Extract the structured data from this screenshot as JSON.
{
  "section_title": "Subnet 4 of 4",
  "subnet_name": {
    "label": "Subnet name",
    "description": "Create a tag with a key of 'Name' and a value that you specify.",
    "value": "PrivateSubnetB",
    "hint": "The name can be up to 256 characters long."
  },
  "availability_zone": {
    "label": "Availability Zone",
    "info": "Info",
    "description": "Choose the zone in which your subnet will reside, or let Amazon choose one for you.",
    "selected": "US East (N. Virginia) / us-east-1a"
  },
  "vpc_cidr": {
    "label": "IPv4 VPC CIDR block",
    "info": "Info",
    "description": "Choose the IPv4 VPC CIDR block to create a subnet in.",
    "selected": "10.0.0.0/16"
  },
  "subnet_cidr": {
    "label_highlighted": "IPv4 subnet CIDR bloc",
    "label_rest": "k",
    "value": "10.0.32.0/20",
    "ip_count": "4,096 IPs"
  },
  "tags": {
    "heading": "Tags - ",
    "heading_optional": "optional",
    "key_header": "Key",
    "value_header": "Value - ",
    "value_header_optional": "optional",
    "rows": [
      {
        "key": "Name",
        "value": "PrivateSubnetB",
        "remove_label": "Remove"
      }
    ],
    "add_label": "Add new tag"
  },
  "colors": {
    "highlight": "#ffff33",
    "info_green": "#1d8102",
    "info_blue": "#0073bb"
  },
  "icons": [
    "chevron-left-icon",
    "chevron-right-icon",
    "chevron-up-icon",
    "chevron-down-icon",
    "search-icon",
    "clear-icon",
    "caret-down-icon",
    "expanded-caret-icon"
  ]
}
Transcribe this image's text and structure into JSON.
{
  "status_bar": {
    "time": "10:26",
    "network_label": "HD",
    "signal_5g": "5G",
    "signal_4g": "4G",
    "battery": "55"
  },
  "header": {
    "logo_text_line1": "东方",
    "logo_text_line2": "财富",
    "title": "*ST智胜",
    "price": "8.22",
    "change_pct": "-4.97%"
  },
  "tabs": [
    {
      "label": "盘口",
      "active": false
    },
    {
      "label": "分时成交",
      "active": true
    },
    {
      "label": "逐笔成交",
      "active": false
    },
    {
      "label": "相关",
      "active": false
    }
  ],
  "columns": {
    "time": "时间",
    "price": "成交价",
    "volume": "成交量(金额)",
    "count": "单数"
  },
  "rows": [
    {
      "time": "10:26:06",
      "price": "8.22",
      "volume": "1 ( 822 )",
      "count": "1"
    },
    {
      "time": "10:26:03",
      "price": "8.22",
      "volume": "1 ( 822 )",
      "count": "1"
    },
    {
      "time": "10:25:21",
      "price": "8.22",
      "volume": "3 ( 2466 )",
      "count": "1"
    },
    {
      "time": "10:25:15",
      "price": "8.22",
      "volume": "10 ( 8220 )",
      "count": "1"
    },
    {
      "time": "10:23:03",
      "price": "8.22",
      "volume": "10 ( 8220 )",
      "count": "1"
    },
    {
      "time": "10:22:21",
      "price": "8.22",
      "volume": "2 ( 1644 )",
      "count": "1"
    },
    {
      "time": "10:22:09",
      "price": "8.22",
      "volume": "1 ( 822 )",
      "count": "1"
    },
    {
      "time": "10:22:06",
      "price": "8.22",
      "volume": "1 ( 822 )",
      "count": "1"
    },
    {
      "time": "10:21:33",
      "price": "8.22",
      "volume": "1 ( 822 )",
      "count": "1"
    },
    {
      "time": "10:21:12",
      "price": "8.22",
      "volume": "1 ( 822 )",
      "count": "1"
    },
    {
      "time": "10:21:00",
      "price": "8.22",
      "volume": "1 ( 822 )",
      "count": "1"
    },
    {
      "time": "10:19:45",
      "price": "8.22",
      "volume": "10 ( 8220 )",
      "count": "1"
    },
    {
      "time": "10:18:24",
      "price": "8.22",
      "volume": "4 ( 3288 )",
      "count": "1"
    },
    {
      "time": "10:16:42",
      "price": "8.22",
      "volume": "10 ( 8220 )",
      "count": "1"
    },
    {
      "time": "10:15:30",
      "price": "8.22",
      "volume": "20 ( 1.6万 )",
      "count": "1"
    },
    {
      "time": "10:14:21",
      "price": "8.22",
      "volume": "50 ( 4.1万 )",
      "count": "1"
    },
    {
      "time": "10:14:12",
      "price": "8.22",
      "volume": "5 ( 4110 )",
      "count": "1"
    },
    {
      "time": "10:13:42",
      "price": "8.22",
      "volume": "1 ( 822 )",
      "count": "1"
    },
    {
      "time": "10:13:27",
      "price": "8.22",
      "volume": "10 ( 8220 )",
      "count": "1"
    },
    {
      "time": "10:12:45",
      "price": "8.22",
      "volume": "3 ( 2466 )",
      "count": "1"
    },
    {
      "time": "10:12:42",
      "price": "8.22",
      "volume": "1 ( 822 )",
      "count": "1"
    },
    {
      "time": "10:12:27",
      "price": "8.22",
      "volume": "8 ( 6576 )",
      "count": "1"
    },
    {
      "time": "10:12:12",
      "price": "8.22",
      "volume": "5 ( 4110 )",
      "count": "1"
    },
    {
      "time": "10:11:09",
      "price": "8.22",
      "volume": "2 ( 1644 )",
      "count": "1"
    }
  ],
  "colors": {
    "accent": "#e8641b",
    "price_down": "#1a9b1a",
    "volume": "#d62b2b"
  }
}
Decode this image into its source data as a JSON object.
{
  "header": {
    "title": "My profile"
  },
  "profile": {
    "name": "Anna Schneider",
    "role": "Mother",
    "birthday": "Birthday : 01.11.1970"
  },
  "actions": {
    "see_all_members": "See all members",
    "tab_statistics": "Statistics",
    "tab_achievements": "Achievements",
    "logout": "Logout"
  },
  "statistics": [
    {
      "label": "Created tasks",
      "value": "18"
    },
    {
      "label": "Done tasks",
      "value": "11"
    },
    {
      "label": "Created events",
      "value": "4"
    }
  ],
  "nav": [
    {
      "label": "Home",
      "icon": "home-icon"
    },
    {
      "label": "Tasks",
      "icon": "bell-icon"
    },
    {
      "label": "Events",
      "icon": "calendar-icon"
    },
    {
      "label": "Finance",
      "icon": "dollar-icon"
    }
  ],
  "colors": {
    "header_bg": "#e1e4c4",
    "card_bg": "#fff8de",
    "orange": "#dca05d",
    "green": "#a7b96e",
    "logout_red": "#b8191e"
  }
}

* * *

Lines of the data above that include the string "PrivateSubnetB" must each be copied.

    "value": "PrivateSubnetB",
        "value": "PrivateSubnetB",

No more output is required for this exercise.